Going into Metro: Exodus I wasn’t sure what to think. The initial presentation revealed some impressive information, like it has twice the dialogue of all the previous entries combined, along with having a significantly larger world to explore. All of this was on display in the fairly lengthy demo, one that exceeded the time I spent on any other game at E3, which tried to showcase these things.
After introducing an icy railway and introducing the need to fix it to proceed, we were given ample time to explore the area, make our own adventures and try to survive. Most of the area was a wasteland, one with a fair number of places to explore. These include a shipyard, tower, abandoned train yard and other areas with mutants to fight.
It didn’t take long before my actions had consequences. One of the first buildings I entered was had a handful of enemies, including a dog, which gave me the option to handle stealthily or go in guns blazing. Initially I tried for stealth, something that was met with mixed results. Sometimes I was able to get the kill, where as other times it wouldn’t and it took just enough time to force me to fight. Odds are this will get improved, though I wouldn’t completely rule out something like you can’t move before killing someone or they kept moving out of range before it registered my input, but it did give an idea of the importance of picking your battles.
As a fan of the franchise was quick to inform me, head on combat is not advised and is extremely difficult, something that remains true in Metro: Exodus. Often times I died in an instant, forcing me to play smarter. Arguably the best way to locate and eliminate threats is through sound. It’s designed to work like the real world, so position, distance and determine how it sounds, making headphones invaluable. After a couple unfortunate ends, I learned to use this to my advantage, vastly improving the overall experience.
If there is any upside to head on combat, it’s that enemies die as quickly as you do, provided you hit critical spots. Using sounds to locate enemies, I was usually able to take them out in a couple shots and move onto my next target. To make the fights a little easier to manage, fallen foes have weapons, parts, materials and resources you can use to aid you in your adventure to kill everyone in Russia or, more likely, come out of this adventure alive.
Unfortunately, I didn’t run into any notable weapons or parts, so I can’t comment on how big of a difference they’ll make, though I can say there were plenty that catered to different play styles and/or situations. Making the most of your situation is something you’ll need to learn if you want to be successful, so it’s always important to maximize your resources.

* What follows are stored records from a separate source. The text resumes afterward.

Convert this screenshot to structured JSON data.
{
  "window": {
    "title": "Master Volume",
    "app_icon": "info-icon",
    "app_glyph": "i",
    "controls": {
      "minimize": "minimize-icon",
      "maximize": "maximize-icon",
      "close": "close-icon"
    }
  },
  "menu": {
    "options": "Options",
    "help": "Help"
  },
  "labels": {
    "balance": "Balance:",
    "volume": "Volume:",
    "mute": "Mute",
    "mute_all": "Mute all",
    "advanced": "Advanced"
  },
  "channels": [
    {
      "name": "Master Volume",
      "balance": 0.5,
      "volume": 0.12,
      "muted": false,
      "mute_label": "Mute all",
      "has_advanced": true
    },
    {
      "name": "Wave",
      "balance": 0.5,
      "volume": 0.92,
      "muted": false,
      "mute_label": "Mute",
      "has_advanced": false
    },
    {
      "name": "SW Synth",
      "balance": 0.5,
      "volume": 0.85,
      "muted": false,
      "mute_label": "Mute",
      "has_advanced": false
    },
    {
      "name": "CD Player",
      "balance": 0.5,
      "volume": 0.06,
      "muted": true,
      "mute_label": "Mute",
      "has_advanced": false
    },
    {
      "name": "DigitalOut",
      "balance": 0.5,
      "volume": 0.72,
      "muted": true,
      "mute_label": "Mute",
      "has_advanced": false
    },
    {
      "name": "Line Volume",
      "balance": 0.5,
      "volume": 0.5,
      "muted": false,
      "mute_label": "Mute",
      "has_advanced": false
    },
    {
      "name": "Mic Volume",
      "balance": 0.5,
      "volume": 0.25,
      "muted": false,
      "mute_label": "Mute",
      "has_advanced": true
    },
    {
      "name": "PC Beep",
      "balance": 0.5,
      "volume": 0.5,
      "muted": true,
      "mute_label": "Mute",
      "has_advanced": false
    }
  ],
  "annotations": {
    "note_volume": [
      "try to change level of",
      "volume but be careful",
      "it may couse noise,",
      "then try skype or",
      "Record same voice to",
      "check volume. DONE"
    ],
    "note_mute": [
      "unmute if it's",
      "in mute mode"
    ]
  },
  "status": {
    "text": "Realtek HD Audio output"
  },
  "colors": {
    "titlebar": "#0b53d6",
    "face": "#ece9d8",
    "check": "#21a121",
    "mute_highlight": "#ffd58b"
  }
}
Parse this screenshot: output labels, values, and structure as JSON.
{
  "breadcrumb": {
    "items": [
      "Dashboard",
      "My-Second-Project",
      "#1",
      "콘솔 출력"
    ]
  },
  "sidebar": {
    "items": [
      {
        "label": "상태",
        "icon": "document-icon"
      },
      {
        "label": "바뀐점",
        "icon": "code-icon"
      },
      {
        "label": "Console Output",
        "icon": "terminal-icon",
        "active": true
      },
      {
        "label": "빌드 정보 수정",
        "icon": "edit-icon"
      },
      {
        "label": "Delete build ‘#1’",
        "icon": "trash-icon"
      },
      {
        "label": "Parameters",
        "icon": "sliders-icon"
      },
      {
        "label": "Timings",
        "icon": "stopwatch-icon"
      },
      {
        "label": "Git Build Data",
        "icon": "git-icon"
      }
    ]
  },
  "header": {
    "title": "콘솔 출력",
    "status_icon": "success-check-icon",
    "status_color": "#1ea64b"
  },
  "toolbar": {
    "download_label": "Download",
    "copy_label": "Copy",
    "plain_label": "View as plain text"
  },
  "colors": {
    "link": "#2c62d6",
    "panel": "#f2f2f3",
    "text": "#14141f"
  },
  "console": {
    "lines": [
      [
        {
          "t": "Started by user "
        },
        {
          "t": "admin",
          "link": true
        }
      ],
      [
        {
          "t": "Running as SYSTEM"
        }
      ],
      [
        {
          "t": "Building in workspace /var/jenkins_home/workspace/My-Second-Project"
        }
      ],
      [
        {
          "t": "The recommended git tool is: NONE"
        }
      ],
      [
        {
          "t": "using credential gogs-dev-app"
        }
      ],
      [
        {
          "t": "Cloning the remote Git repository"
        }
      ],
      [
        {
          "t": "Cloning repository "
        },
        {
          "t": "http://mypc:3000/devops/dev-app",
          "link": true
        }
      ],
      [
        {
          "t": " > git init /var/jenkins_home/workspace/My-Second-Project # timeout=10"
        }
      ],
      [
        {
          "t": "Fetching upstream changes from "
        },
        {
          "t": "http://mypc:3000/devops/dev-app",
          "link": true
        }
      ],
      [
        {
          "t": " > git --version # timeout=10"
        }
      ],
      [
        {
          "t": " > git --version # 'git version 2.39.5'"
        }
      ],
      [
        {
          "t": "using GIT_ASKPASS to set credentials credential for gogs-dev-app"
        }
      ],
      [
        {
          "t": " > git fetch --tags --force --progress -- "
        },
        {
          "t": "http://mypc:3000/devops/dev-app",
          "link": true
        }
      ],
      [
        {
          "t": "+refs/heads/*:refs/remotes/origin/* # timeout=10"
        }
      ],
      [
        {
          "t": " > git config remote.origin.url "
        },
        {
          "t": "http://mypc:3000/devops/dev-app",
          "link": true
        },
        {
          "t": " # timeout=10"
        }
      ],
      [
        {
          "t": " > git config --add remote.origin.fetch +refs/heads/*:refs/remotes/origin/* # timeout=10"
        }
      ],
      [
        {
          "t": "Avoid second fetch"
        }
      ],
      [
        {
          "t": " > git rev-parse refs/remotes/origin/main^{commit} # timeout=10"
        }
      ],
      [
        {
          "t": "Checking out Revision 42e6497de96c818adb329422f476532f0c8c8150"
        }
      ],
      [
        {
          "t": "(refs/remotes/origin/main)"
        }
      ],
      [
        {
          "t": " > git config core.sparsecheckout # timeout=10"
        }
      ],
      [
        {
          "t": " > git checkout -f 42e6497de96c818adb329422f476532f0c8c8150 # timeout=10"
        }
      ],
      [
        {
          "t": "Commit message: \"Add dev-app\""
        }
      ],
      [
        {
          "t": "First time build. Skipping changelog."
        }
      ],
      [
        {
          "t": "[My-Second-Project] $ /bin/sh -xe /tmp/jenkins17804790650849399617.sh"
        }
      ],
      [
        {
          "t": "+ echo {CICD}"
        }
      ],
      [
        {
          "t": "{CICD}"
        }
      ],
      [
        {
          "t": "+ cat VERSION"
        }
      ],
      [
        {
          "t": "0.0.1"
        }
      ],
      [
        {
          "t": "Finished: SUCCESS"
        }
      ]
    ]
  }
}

One of the easiest ways to do this is to look for optional tasks. In the first area I explored I found some non-hostile characters locked up. After using my awesome lock picking skills (I shot it), they were free to live their lives. To show their appreciation I was told of a vault of sorts, one I wasn’t able to locate, which is said to have good loot. This interaction was filled with some realistic feeling banter and felt more natural than a lot of similar games.
In addition to the good times, I also found a number of dangerous zones. One had a demon lurking, making it extremely difficult to explore, with other filled with hostile animals. Regardless of the reward waiting for me, they often proved to costly to really experience. This furthered the need to pick fights, use situations to your advantage and do everything you can to survive. Even if there is nothing of note there, it’s nice that Metro: Exodus approached these situations a variety of different ways, besides just throwing snipers and other difficult foes to stop you.
Metro: Exodus might not have had much of it’s story on display, it did have enough going on to be intrigued. The variety of places to explore, challenges to overcome and people to murder save give ample things to do. Outside of dying a little on the fast side and load times, when connected to an Xbox One X no less, were pretty rough, though at least the latter will be improved. Beyond that it left enough of an impression to be excited to see where things go.